The lengthy sequence — hailed then and now for its raw, gritty honesty — was a radical departure from the more stylistically restrained and sometimes sanitized war dramas of the 1950s and ’60s.
"It was a game-changer," said Steven Jay Rubin, a screenwriter, film historian and author of a book about American combat movies. "It was devastatingly dramatic, visceral, immersive. I didn't touch my popcorn because it felt sacrilegious to eat while I'm watching it."
Spielberg and his production crew were relentless in their pursuit of historical authenticity. Hanks and his co-stars, including Tom Sizemore, Edward Burns, Barry Pepper and pre-"Fast and Furious" Vin Diesel, were put through rigorous "boot camp" under the command of Marine Capt. Dale Dye, who is now 74.
"The legend of it now is that we were out in the freezing cold woods for, you know, weeks and weeks. I think it was really only five days," Hanks told Brokaw with a laugh. "When a fake ambush happens at 3 in the morning, and gets you up out of your tent, your adrenaline gets pumping."
Rubin pointed to parts of more recent cultural works that he believes are clearly indebted to Spielberg, from the psychological anguish of Clint Eastwood's "American Sniper" and the disorienting intimacy of Christopher Nolan's "Dunkirk" to hit video games like "Call of Duty."
Matt Shakman, a television director who helmed the penultimate "Game of Thrones" episode, in which Daenerys Targaryen (Emilia Clarke) torches King's Landing with dragon fire, recently told The New York Times that he consulted Spielberg's violent opus ahead of production.
"I looked at 'Saving Private Ryan,' the opening battle on the beach, where the sound drops out and Tom Hanks is watching men being burned alive and shot to death.

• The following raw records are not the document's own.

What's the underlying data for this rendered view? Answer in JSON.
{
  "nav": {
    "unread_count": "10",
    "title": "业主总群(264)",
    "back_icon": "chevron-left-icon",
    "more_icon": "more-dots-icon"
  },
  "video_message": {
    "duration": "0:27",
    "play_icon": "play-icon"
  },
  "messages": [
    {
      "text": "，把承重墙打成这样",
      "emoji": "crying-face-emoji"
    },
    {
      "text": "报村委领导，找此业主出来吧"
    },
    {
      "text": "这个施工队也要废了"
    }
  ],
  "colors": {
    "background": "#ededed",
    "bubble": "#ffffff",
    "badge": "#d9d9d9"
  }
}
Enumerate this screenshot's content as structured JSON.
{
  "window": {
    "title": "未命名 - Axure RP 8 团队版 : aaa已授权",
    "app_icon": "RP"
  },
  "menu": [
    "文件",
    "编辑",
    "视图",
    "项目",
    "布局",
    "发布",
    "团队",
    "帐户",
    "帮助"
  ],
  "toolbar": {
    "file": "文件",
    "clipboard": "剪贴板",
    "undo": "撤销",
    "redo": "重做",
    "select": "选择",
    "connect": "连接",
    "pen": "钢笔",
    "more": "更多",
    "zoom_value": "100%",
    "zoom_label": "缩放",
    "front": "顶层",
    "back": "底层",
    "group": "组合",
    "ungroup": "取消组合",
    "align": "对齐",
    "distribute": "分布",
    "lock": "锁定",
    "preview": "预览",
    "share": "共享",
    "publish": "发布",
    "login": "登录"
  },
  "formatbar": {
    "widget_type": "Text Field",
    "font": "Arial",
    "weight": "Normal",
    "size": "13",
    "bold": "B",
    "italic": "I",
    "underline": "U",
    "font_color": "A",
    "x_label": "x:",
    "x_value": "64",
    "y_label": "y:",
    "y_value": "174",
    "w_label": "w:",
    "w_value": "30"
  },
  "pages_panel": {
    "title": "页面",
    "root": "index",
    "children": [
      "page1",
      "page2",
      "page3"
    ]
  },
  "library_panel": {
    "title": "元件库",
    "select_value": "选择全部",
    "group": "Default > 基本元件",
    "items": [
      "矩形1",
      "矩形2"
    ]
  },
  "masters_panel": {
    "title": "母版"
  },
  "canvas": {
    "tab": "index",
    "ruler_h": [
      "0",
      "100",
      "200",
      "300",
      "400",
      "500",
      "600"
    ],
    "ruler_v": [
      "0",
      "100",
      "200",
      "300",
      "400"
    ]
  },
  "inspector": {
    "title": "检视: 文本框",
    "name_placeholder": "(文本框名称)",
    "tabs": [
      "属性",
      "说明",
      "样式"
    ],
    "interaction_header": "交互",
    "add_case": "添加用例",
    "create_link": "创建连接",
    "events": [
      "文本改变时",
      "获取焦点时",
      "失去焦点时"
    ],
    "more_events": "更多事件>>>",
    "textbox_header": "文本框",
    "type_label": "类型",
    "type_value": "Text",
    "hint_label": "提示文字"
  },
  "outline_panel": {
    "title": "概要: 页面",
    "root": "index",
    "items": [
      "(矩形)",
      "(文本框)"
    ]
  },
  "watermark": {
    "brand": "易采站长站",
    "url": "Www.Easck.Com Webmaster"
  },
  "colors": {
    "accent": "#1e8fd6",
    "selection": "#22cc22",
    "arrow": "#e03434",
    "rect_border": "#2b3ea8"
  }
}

That to me was very much what it should feel like for Jaime, watching men die left and right around him," Shakman told The Times, referring to another "Thrones" character, Jaime Lannister.
Spielberg and Hanks, however, hope the most enduring legacy of "Saving Private Ryan" is its tough-minded but earnest celebration of the men who gave their lives defending their country and their brothers in arms.
"I think the danger is that it enters into some sort of mythological place," Hanks said. "If we ever forget that it was a bunch of individuals that went over, and they all had names like Ernie, and Buck and Robert — that's when we've done a bad job of being citizens of the world, I think."